Top of DATASET ENTRIES

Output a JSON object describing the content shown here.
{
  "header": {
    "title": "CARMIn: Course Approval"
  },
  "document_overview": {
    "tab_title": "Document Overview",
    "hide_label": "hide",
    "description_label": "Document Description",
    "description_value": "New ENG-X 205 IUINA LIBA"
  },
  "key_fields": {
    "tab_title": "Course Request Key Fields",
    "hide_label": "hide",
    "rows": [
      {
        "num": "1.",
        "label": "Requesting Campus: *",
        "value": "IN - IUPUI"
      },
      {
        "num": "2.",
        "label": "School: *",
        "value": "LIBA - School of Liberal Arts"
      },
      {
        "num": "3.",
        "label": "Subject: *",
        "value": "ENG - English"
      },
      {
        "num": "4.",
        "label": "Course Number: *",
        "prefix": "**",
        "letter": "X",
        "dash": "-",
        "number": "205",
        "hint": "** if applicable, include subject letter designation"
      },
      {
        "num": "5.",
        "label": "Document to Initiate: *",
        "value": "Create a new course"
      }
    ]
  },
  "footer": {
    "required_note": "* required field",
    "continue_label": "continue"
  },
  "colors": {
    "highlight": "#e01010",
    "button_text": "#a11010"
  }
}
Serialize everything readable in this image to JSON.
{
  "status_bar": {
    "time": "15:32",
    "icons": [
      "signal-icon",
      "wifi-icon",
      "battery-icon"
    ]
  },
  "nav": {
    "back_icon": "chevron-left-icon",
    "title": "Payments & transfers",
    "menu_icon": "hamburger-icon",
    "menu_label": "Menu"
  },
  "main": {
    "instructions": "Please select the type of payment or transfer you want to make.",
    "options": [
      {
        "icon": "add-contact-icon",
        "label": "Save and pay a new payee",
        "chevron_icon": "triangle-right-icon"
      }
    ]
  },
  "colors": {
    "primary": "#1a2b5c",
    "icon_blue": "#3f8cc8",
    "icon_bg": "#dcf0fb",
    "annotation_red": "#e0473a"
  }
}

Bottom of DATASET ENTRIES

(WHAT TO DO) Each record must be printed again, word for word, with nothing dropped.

(YOUR RESPONSE)
Output a JSON object describing the content shown here.
{
  "header": {
    "title": "CARMIn: Course Approval"
  },
  "document_overview": {
    "tab_title": "Document Overview",
    "hide_label": "hide",
    "description_label": "Document Description",
    "description_value": "New ENG-X 205 IUINA LIBA"
  },
  "key_fields": {
    "tab_title": "Course Request Key Fields",
    "hide_label": "hide",
    "rows": [
      {
        "num": "1.",
        "label": "Requesting Campus: *",
        "value": "IN - IUPUI"
      },
      {
        "num": "2.",
        "label": "School: *",
        "value": "LIBA - School of Liberal Arts"
      },
      {
        "num": "3.",
        "label": "Subject: *",
        "value": "ENG - English"
      },
      {
        "num": "4.",
        "label": "Course Number: *",
        "prefix": "**",
        "letter": "X",
        "dash": "-",
        "number": "205",
        "hint": "** if applicable, include subject letter designation"
      },
      {
        "num": "5.",
        "label": "Document to Initiate: *",
        "value": "Create a new course"
      }
    ]
  },
  "footer": {
    "required_note": "* required field",
    "continue_label": "continue"
  },
  "colors": {
    "highlight": "#e01010",
    "button_text": "#a11010"
  }
}
Serialize everything readable in this image to JSON.
{
  "status_bar": {
    "time": "15:32",
    "icons": [
      "signal-icon",
      "wifi-icon",
      "battery-icon"
    ]
  },
  "nav": {
    "back_icon": "chevron-left-icon",
    "title": "Payments & transfers",
    "menu_icon": "hamburger-icon",
    "menu_label": "Menu"
  },
  "main": {
    "instructions": "Please select the type of payment or transfer you want to make.",
    "options": [
      {
        "icon": "add-contact-icon",
        "label": "Save and pay a new payee",
        "chevron_icon": "triangle-right-icon"
      }
    ]
  },
  "colors": {
    "primary": "#1a2b5c",
    "icon_blue": "#3f8cc8",
    "icon_bg": "#dcf0fb",
    "annotation_red": "#e0473a"
  }
}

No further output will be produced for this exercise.